You see the ales brewed by Shepherd Neame are based on traditional recipes where the flavours are more about soft balances between hop and malt, and what I think we’ll find as more beers come out of the Micro Brewery is that’s where the experimental or more modern beers will come.
Small batches, some to bottle but most to cask, of beers that aren’t what we might expect to come out of Shepherd Neame.
Over lunch Moray and I talked about the company and the family and I promised much of the detail of what we talked about wasn’t for publication as I wasn’t so much interested in the details, the facts, as they can be found on the internet should you want them.
What I was most interested in was the feel of the place, how it functions day to day.
The answers I got from Moray were the same as I’d got from everyone else, and I’m pretty sure they were honest.
This is a company that prides itself on looking after its staff, that is open and honest about how it performs and what it does, and that was a rather refreshing thing to hear.
If, like the last time I visited a large brewery, Shepherd Neame were doing a media job on me, then they did it very well indeed.
But I really don’t think that they were.
And although I may not buy many of their bottled beers I’ll certainly look at them in a different light, and I’ve yet to try their new IPA and Double Stout which I have sitting in front of me in their lovely amber (brown) bottles, but I’ll be more than happy to drink their beer when I see it in a pub.
It may not be the most exciting beer in the world but it’s well made and effortlessly drinkable.
I caught the train home tired but happy, my first brew day a complete success in my mind.
I’d met yet more nice, friendly people in the brewing industry, been looked after immensely well and had a lot of fun with, and learned a massive amount about beer and brewing from Stewart, a remarkable man and Master Brewer.
What’s more he joined The Campaign For Really Good Beer.

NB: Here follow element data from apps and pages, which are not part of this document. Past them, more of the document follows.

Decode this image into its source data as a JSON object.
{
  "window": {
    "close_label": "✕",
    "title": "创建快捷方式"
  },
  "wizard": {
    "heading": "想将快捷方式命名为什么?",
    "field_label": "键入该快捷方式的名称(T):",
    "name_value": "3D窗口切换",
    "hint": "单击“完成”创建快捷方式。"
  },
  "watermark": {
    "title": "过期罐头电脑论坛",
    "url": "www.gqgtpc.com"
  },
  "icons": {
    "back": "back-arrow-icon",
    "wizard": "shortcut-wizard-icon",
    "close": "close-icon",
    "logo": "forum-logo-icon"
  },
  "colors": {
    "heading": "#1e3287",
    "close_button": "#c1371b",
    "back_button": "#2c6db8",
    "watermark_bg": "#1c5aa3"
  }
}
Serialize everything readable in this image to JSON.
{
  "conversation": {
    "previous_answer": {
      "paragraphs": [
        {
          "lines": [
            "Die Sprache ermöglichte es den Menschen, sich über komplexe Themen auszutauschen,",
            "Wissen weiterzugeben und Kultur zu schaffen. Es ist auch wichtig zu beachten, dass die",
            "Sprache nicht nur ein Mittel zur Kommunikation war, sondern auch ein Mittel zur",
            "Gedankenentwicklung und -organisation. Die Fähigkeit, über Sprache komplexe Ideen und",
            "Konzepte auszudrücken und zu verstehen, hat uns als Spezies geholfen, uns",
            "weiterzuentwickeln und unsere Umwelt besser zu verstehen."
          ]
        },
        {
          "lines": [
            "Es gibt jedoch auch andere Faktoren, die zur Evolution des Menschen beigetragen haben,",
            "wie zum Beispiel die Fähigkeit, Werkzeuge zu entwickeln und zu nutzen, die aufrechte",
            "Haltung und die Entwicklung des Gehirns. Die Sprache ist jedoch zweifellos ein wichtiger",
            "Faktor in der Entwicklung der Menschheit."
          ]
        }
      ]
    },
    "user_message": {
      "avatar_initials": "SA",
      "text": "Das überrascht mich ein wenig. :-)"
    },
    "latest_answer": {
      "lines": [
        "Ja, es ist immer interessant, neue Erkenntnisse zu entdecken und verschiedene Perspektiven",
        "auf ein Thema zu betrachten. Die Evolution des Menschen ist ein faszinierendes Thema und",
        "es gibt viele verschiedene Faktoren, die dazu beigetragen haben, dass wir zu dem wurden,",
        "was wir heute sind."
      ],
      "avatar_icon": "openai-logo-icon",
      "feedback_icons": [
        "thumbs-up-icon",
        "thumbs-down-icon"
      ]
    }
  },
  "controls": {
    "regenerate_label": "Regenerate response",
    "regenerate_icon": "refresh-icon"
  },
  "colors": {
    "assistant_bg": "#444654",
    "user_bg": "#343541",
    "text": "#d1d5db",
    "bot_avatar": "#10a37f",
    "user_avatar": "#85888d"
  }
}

A huge thank you to everyone at Shepherd Neame for their welcome and hospitality, especially to John, Moray, Pete, and most of all to Stewart for his time, patience and enthusiasm.